EXERCISE DESCRIPTION
Nothing in the records should be changed in the copy, though the pictures must be left out.

EXTRACTED RECORDS
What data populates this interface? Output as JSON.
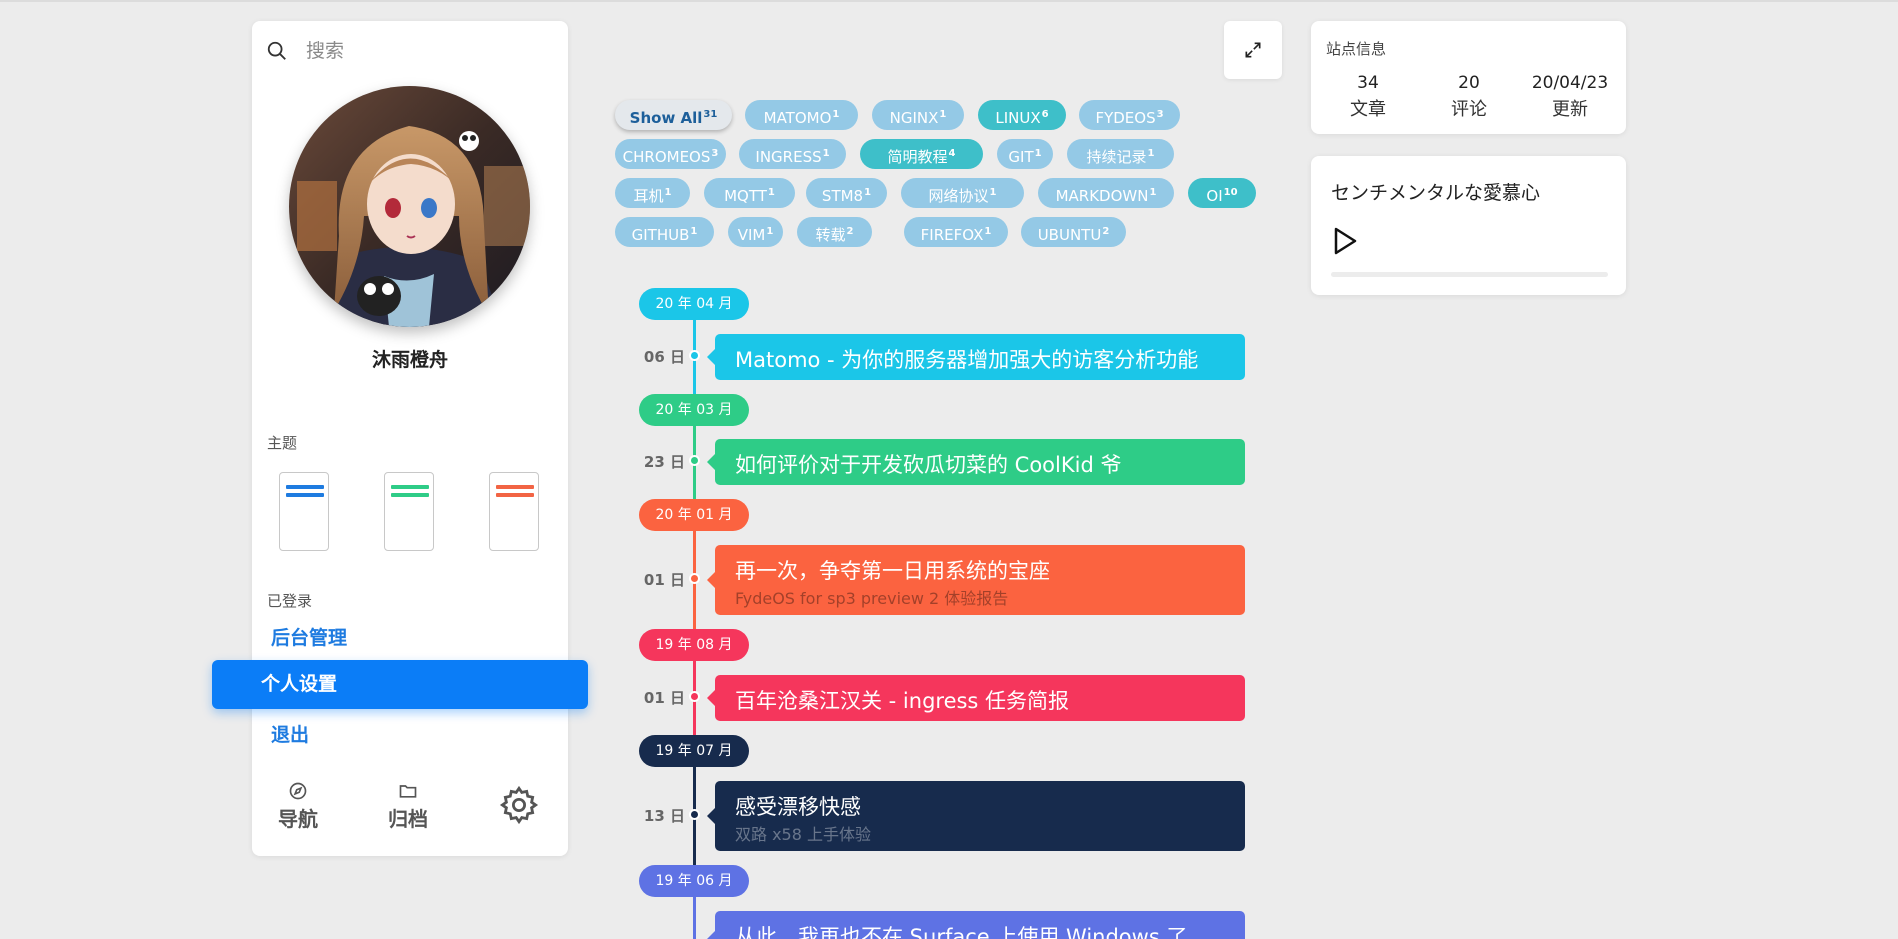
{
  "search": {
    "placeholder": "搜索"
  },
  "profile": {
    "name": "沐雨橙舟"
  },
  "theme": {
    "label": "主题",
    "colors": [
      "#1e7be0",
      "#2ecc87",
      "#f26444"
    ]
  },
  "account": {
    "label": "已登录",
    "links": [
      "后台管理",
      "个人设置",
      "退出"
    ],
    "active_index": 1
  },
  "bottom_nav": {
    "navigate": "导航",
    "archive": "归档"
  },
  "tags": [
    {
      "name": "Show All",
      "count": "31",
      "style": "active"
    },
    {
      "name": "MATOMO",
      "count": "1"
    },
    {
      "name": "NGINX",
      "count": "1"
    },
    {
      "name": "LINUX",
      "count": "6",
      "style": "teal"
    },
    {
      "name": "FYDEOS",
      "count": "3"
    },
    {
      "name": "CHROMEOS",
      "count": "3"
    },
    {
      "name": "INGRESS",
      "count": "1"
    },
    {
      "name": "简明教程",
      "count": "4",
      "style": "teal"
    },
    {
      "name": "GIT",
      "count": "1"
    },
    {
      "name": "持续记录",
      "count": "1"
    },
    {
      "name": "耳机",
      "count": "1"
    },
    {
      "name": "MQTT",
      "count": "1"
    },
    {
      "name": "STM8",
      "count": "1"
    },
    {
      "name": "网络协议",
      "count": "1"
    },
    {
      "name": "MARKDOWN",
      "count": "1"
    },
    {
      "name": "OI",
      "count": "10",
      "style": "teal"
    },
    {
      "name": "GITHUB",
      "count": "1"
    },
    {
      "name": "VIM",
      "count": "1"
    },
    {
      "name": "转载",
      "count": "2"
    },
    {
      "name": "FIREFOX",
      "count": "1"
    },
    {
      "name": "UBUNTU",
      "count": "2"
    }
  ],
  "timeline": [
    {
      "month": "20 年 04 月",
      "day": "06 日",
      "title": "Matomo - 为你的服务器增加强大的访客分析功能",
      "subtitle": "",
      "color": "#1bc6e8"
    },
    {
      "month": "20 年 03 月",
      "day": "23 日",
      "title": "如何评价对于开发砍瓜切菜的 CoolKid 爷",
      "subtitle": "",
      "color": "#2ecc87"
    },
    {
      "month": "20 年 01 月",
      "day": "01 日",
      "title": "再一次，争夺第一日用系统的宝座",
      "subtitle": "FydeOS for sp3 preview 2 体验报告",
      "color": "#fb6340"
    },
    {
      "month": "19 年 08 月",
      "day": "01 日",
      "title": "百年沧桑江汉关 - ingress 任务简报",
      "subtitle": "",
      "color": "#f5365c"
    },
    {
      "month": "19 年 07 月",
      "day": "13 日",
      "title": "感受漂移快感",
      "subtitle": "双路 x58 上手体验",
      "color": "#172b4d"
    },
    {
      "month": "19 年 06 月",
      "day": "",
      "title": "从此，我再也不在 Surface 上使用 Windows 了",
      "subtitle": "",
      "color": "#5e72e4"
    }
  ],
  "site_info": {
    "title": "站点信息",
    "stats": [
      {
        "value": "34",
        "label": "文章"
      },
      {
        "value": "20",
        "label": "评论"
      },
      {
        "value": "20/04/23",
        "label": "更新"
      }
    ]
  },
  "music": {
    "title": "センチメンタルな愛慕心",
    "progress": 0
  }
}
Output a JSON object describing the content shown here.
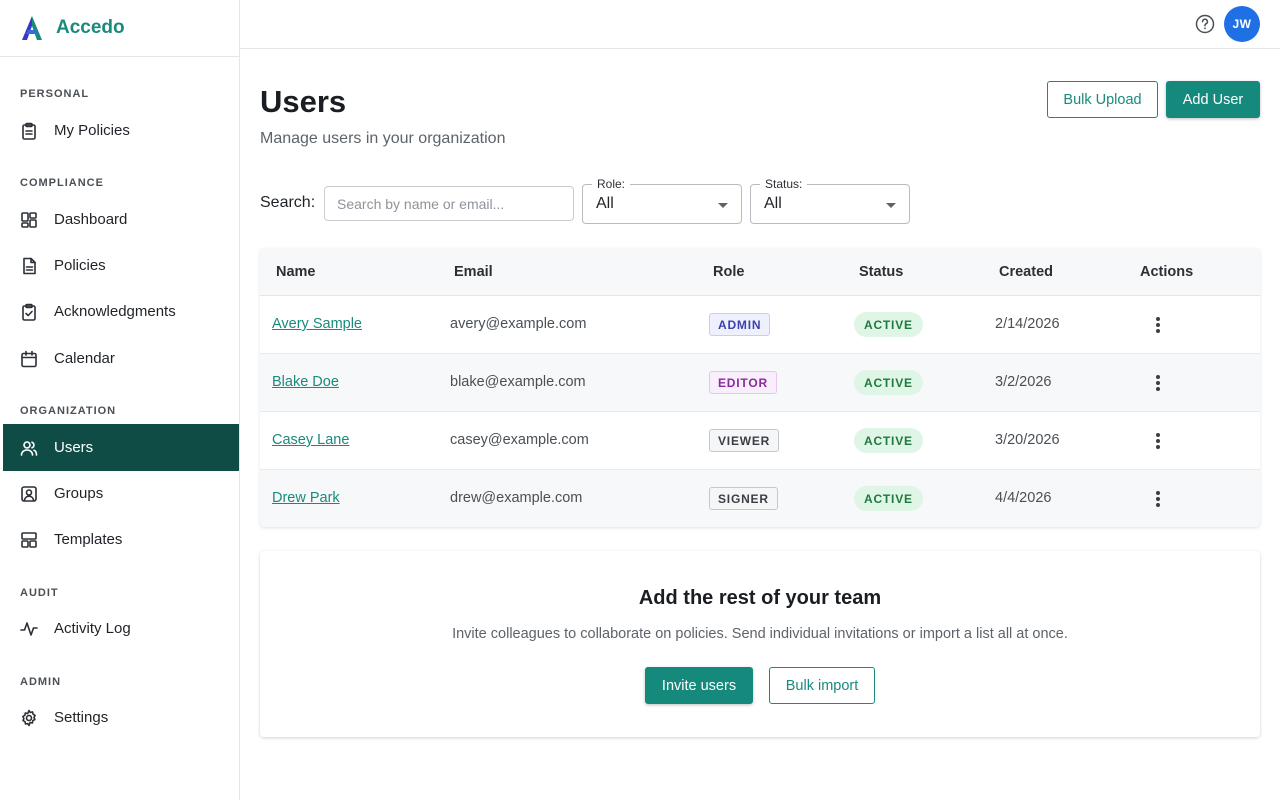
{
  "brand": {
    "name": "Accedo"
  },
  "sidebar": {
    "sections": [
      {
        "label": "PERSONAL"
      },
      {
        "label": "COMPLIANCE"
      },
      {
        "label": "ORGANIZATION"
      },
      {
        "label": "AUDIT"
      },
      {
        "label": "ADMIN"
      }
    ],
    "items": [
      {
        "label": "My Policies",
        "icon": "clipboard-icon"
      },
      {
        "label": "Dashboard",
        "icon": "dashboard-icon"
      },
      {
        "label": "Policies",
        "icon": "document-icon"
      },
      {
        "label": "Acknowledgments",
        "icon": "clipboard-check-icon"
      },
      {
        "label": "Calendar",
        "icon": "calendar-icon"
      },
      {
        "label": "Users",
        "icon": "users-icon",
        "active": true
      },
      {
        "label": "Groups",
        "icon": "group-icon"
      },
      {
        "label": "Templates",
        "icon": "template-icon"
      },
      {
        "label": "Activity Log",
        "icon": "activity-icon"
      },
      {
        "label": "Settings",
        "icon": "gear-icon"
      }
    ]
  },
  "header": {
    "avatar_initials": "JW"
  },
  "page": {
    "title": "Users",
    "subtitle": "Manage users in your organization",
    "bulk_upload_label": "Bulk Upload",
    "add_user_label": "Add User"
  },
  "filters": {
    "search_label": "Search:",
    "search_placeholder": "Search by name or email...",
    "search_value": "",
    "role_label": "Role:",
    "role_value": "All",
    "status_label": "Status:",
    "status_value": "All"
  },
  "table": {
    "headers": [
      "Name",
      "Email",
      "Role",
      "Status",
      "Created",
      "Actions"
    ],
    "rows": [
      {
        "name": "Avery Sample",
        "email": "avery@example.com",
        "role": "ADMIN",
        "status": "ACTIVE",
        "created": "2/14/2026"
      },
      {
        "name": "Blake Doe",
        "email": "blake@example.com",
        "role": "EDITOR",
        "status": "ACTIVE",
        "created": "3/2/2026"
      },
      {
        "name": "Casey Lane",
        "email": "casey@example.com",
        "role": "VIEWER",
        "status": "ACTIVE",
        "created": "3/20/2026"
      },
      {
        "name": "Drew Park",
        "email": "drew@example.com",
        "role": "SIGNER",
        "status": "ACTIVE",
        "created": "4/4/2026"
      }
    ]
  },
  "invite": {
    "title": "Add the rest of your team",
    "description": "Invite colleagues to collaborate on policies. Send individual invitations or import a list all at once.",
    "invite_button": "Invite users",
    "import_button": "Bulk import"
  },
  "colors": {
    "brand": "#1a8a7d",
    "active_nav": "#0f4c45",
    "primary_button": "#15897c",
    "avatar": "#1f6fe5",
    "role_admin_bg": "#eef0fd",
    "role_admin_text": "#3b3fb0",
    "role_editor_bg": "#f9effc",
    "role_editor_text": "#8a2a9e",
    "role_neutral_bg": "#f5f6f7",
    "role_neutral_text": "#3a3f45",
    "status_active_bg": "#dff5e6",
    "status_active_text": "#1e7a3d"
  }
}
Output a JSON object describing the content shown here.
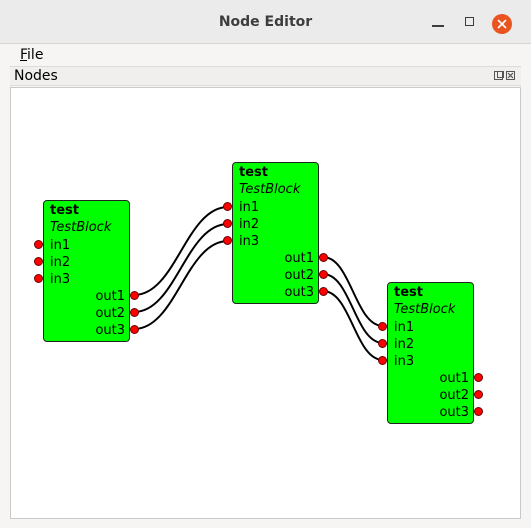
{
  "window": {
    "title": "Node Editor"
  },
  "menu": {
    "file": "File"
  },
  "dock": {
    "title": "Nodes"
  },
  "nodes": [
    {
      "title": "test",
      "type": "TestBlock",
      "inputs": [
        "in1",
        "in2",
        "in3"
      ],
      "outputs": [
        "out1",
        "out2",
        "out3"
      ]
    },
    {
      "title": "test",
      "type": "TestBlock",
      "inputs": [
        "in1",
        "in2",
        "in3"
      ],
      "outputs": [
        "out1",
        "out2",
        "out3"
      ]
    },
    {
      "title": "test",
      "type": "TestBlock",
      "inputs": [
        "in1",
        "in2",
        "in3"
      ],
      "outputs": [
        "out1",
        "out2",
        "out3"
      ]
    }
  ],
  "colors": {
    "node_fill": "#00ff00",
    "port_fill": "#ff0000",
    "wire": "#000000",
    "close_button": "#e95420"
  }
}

RESPONSE
What data populates this interface? Output as JSON.
{
  "search": {
    "placeholder": "搜索"
  },
  "profile": {
    "name": "沐雨橙舟"
  },
  "theme": {
    "label": "主题",
    "colors": [
      "#1e7be0",
      "#2ecc87",
      "#f26444"
    ]
  },
  "account": {
    "label": "已登录",
    "links": [
      "后台管理",
      "个人设置",
      "退出"
    ],
    "active_index": 1
  },
  "bottom_nav": {
    "navigate": "导航",
    "archive": "归档"
  },
  "tags": [
    {
      "name": "Show All",
      "count": "31",
      "style": "active"
    },
    {
      "name": "MATOMO",
      "count": "1"
    },
    {
      "name": "NGINX",
      "count": "1"
    },
    {
      "name": "LINUX",
      "count": "6",
      "style": "teal"
    },
    {
      "name": "FYDEOS",
      "count": "3"
    },
    {
      "name": "CHROMEOS",
      "count": "3"
    },
    {
      "name": "INGRESS",
      "count": "1"
    },
    {
      "name": "简明教程",
      "count": "4",
      "style": "teal"
    },
    {
      "name": "GIT",
      "count": "1"
    },
    {
      "name": "持续记录",
      "count": "1"
    },
    {
      "name": "耳机",
      "count": "1"
    },
    {
      "name": "MQTT",
      "count": "1"
    },
    {
      "name": "STM8",
      "count": "1"
    },
    {
      "name": "网络协议",
      "count": "1"
    },
    {
      "name": "MARKDOWN",
      "count": "1"
    },
    {
      "name": "OI",
      "count": "10",
      "style": "teal"
    },
    {
      "name": "GITHUB",
      "count": "1"
    },
    {
      "name": "VIM",
      "count": "1"
    },
    {
      "name": "转载",
      "count": "2"
    },
    {
      "name": "FIREFOX",
      "count": "1"
    },
    {
      "name": "UBUNTU",
      "count": "2"
    }
  ],
  "timeline": [
    {
      "month": "20 年 04 月",
      "day": "06 日",
      "title": "Matomo - 为你的服务器增加强大的访客分析功能",
      "subtitle": "",
      "color": "#1bc6e8"
    },
    {
      "month": "20 年 03 月",
      "day": "23 日",
      "title": "如何评价对于开发砍瓜切菜的 CoolKid 爷",
      "subtitle": "",
      "color": "#2ecc87"
    },
    {
      "month": "20 年 01 月",
      "day": "01 日",
      "title": "再一次，争夺第一日用系统的宝座",
      "subtitle": "FydeOS for sp3 preview 2 体验报告",
      "color": "#fb6340"
    },
    {
      "month": "19 年 08 月",
      "day": "01 日",
      "title": "百年沧桑江汉关 - ingress 任务简报",
      "subtitle": "",
      "color": "#f5365c"
    },
    {
      "month": "19 年 07 月",
      "day": "13 日",
      "title": "感受漂移快感",
      "subtitle": "双路 x58 上手体验",
      "color": "#172b4d"
    },
    {
      "month": "19 年 06 月",
      "day": "",
      "title": "从此，我再也不在 Surface 上使用 Windows 了",
      "subtitle": "",
      "color": "#5e72e4"
    }
  ],
  "site_info": {
    "title": "站点信息",
    "stats": [
      {
        "value": "34",
        "label": "文章"
      },
      {
        "value": "20",
        "label": "评论"
      },
      {
        "value": "20/04/23",
        "label": "更新"
      }
    ]
  },
  "music": {
    "title": "センチメンタルな愛慕心",
    "progress": 0
  }
}
Output a JSON object describing the content shown here.
{
  "brand": {
    "name": "Accedo"
  },
  "sidebar": {
    "sections": [
      {
        "label": "PERSONAL"
      },
      {
        "label": "COMPLIANCE"
      },
      {
        "label": "ORGANIZATION"
      },
      {
        "label": "AUDIT"
      },
      {
        "label": "ADMIN"
      }
    ],
    "items": [
      {
        "label": "My Policies",
        "icon": "clipboard-icon"
      },
      {
        "label": "Dashboard",
        "icon": "dashboard-icon"
      },
      {
        "label": "Policies",
        "icon": "document-icon"
      },
      {
        "label": "Acknowledgments",
        "icon": "clipboard-check-icon"
      },
      {
        "label": "Calendar",
        "icon": "calendar-icon"
      },
      {
        "label": "Users",
        "icon": "users-icon",
        "active": true
      },
      {
        "label": "Groups",
        "icon": "group-icon"
      },
      {
        "label": "Templates",
        "icon": "template-icon"
      },
      {
        "label": "Activity Log",
        "icon": "activity-icon"
      },
      {
        "label": "Settings",
        "icon": "gear-icon"
      }
    ]
  },
  "header": {
    "avatar_initials": "JW"
  },
  "page": {
    "title": "Users",
    "subtitle": "Manage users in your organization",
    "bulk_upload_label": "Bulk Upload",
    "add_user_label": "Add User"
  },
  "filters": {
    "search_label": "Search:",
    "search_placeholder": "Search by name or email...",
    "search_value": "",
    "role_label": "Role:",
    "role_value": "All",
    "status_label": "Status:",
    "status_value": "All"
  },
  "table": {
    "headers": [
      "Name",
      "Email",
      "Role",
      "Status",
      "Created",
      "Actions"
    ],
    "rows": [
      {
        "name": "Avery Sample",
        "email": "avery@example.com",
        "role": "ADMIN",
        "status": "ACTIVE",
        "created": "2/14/2026"
      },
      {
        "name": "Blake Doe",
        "email": "blake@example.com",
        "role": "EDITOR",
        "status": "ACTIVE",
        "created": "3/2/2026"
      },
      {
        "name": "Casey Lane",
        "email": "casey@example.com",
        "role": "VIEWER",
        "status": "ACTIVE",
        "created": "3/20/2026"
      },
      {
        "name": "Drew Park",
        "email": "drew@example.com",
        "role": "SIGNER",
        "status": "ACTIVE",
        "created": "4/4/2026"
      }
    ]
  },
  "invite": {
    "title": "Add the rest of your team",
    "description": "Invite colleagues to collaborate on policies. Send individual invitations or import a list all at once.",
    "invite_button": "Invite users",
    "import_button": "Bulk import"
  },
  "colors": {
    "brand": "#1a8a7d",
    "active_nav": "#0f4c45",
    "primary_button": "#15897c",
    "avatar": "#1f6fe5",
    "role_admin_bg": "#eef0fd",
    "role_admin_text": "#3b3fb0",
    "role_editor_bg": "#f9effc",
    "role_editor_text": "#8a2a9e",
    "role_neutral_bg": "#f5f6f7",
    "role_neutral_text": "#3a3f45",
    "status_active_bg": "#dff5e6",
    "status_active_text": "#1e7a3d"
  }
}
Output a JSON object describing the content shown here.
{
  "window": {
    "title": "Node Editor"
  },
  "menu": {
    "file": "File"
  },
  "dock": {
    "title": "Nodes"
  },
  "nodes": [
    {
      "title": "test",
      "type": "TestBlock",
      "inputs": [
        "in1",
        "in2",
        "in3"
      ],
      "outputs": [
        "out1",
        "out2",
        "out3"
      ]
    },
    {
      "title": "test",
      "type": "TestBlock",
      "inputs": [
        "in1",
        "in2",
        "in3"
      ],
      "outputs": [
        "out1",
        "out2",
        "out3"
      ]
    },
    {
      "title": "test",
      "type": "TestBlock",
      "inputs": [
        "in1",
        "in2",
        "in3"
      ],
      "outputs": [
        "out1",
        "out2",
        "out3"
      ]
    }
  ],
  "colors": {
    "node_fill": "#00ff00",
    "port_fill": "#ff0000",
    "wire": "#000000",
    "close_button": "#e95420"
  }
}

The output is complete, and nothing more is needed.